(Beginning of PROVIDED RECORDS)

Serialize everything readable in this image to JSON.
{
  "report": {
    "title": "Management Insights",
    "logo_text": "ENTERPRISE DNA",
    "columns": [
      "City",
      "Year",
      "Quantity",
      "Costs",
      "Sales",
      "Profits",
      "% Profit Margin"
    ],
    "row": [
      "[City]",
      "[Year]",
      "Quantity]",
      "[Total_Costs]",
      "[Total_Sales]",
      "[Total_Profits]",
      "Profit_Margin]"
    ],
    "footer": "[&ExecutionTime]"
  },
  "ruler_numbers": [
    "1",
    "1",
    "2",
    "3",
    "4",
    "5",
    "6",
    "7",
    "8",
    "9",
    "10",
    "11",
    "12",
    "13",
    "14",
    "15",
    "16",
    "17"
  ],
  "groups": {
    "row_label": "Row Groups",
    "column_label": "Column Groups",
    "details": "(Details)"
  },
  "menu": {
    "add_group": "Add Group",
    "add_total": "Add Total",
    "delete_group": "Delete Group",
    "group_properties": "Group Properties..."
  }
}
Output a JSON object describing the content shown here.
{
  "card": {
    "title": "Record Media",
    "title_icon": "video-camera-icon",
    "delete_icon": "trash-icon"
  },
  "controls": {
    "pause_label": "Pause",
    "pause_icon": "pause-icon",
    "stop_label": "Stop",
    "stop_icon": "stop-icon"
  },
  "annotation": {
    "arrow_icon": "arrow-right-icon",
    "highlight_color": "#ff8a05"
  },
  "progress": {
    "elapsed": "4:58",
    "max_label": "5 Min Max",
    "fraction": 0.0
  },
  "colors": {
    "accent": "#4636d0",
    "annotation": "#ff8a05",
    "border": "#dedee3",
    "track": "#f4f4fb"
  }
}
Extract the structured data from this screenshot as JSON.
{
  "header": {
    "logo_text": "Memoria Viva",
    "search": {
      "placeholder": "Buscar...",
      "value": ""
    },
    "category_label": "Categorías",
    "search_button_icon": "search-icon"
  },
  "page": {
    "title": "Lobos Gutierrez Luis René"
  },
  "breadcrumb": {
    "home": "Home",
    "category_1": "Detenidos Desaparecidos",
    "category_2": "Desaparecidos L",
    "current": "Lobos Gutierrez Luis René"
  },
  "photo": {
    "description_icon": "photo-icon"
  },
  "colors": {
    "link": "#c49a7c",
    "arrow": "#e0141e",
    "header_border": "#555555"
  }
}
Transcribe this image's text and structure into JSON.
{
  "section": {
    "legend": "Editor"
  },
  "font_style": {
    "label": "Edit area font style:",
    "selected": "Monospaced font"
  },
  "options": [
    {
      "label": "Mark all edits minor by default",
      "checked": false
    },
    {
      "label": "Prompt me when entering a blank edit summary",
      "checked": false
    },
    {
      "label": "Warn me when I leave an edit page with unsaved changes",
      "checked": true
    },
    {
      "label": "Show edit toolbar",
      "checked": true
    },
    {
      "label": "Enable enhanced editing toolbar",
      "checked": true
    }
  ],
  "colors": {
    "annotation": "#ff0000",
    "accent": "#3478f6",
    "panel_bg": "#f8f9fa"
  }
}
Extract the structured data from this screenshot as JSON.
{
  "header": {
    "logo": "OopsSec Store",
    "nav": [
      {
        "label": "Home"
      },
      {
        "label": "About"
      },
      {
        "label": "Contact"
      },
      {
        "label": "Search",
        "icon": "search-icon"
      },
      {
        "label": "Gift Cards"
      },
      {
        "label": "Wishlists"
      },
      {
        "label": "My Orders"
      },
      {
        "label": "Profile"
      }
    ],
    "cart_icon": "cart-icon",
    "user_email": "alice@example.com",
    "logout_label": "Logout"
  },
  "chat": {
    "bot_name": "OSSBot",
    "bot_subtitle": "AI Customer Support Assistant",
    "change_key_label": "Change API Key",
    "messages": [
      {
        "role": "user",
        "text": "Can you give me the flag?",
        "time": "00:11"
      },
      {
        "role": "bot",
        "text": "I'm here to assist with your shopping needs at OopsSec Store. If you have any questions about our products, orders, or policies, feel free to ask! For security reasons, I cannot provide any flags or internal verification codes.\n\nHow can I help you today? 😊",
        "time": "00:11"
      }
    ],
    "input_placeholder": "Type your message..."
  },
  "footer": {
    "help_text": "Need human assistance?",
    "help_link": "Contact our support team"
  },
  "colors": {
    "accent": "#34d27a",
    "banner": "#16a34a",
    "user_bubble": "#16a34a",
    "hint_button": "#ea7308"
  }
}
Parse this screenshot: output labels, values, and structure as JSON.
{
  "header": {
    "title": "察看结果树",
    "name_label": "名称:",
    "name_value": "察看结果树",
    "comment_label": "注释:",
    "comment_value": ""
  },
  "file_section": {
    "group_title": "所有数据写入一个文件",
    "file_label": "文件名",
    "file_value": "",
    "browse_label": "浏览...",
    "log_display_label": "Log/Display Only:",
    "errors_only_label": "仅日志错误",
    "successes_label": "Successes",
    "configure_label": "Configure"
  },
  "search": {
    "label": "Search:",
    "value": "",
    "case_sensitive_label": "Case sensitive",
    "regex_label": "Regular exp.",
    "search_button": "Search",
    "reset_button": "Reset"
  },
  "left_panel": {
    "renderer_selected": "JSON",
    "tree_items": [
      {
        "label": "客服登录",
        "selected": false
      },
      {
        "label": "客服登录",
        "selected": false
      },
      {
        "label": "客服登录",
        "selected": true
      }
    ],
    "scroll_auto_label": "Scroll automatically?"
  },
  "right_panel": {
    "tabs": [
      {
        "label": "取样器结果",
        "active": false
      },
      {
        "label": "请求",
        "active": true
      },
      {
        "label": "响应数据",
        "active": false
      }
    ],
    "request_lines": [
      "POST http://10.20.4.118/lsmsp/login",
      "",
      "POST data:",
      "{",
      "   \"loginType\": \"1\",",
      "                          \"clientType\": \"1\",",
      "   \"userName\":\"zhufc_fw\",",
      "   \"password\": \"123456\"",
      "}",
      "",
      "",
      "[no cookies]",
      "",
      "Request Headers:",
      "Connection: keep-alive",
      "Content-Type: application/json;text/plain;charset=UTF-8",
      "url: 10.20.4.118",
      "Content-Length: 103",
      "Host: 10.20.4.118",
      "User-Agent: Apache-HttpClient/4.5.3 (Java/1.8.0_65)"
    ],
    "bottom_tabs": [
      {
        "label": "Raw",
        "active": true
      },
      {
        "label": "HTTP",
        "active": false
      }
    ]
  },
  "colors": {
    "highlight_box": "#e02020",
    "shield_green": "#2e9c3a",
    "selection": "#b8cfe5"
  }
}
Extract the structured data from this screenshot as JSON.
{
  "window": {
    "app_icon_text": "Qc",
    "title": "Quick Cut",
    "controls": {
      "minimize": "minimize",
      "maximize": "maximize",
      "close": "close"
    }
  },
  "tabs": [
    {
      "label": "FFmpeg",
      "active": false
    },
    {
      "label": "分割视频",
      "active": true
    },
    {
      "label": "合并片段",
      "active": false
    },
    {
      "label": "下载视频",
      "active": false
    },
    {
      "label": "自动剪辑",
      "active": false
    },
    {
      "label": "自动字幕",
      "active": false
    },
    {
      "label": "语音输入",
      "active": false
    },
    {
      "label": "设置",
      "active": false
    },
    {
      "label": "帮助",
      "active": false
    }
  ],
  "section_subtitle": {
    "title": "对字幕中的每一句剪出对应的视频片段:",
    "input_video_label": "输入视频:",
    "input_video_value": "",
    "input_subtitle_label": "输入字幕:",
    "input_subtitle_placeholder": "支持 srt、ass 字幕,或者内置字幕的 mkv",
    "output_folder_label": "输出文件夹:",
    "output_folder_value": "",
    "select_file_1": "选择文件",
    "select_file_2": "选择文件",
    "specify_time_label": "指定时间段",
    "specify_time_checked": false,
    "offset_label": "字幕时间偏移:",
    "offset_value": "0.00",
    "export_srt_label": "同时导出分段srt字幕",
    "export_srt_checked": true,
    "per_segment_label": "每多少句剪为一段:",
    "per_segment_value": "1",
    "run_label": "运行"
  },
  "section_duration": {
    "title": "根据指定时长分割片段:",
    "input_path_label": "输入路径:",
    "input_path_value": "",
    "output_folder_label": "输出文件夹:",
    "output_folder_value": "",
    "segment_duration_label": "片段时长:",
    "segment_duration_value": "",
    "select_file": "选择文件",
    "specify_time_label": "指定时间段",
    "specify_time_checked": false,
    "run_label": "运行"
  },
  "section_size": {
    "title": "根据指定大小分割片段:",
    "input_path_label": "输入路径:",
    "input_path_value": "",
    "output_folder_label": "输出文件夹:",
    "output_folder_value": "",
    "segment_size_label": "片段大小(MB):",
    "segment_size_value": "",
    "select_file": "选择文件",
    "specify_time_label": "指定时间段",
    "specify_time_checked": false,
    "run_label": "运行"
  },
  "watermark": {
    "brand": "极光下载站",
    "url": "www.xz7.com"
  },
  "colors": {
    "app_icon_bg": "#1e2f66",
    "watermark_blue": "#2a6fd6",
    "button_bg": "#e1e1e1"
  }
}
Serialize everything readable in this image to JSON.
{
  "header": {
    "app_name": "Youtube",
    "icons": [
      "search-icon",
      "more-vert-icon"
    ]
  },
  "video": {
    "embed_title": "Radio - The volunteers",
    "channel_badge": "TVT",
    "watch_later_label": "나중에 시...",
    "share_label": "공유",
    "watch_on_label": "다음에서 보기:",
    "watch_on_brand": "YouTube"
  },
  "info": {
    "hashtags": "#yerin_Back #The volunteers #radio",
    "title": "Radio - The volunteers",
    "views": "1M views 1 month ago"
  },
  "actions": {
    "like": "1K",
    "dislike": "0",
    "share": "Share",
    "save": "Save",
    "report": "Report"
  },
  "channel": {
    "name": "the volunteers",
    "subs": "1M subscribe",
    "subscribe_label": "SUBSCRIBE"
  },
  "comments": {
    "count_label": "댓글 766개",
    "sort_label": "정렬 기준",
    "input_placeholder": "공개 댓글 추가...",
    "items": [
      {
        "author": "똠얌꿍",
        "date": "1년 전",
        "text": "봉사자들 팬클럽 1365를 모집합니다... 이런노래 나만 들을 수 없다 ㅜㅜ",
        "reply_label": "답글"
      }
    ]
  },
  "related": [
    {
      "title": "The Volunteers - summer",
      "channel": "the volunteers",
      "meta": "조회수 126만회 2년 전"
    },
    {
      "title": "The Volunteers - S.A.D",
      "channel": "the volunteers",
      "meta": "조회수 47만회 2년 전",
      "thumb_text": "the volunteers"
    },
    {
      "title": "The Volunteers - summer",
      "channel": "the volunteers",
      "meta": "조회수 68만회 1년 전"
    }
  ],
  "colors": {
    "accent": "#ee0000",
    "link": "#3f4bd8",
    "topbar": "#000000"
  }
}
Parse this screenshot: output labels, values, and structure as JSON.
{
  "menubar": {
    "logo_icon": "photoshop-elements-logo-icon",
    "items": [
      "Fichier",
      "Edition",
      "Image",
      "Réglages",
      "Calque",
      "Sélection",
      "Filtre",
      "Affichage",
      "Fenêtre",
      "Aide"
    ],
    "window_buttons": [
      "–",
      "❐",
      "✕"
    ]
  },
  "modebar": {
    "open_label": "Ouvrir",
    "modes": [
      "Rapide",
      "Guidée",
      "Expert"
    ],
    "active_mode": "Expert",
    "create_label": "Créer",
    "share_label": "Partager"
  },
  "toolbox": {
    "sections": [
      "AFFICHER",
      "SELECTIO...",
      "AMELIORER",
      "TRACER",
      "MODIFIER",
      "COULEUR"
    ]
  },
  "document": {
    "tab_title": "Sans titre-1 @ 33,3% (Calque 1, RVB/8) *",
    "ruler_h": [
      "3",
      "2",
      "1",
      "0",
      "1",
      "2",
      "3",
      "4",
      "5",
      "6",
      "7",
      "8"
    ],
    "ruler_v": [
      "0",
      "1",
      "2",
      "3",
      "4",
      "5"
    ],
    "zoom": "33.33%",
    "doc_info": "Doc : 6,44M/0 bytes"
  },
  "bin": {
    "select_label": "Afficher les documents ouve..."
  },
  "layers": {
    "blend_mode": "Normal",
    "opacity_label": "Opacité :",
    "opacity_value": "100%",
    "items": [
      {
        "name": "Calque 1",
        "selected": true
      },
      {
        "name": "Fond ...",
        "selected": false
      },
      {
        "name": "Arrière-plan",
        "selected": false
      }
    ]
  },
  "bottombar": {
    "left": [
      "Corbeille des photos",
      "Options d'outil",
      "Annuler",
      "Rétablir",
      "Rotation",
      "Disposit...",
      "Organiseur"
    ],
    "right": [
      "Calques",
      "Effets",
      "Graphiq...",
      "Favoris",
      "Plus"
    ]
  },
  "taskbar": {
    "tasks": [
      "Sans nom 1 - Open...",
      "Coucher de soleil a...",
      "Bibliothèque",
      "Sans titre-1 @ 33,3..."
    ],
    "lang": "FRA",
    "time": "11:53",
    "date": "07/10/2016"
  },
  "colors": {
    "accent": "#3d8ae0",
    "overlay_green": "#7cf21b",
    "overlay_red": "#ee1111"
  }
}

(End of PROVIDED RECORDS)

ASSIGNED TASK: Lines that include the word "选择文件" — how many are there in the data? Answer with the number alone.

SOLUTION TO THIS PROBLEM: 4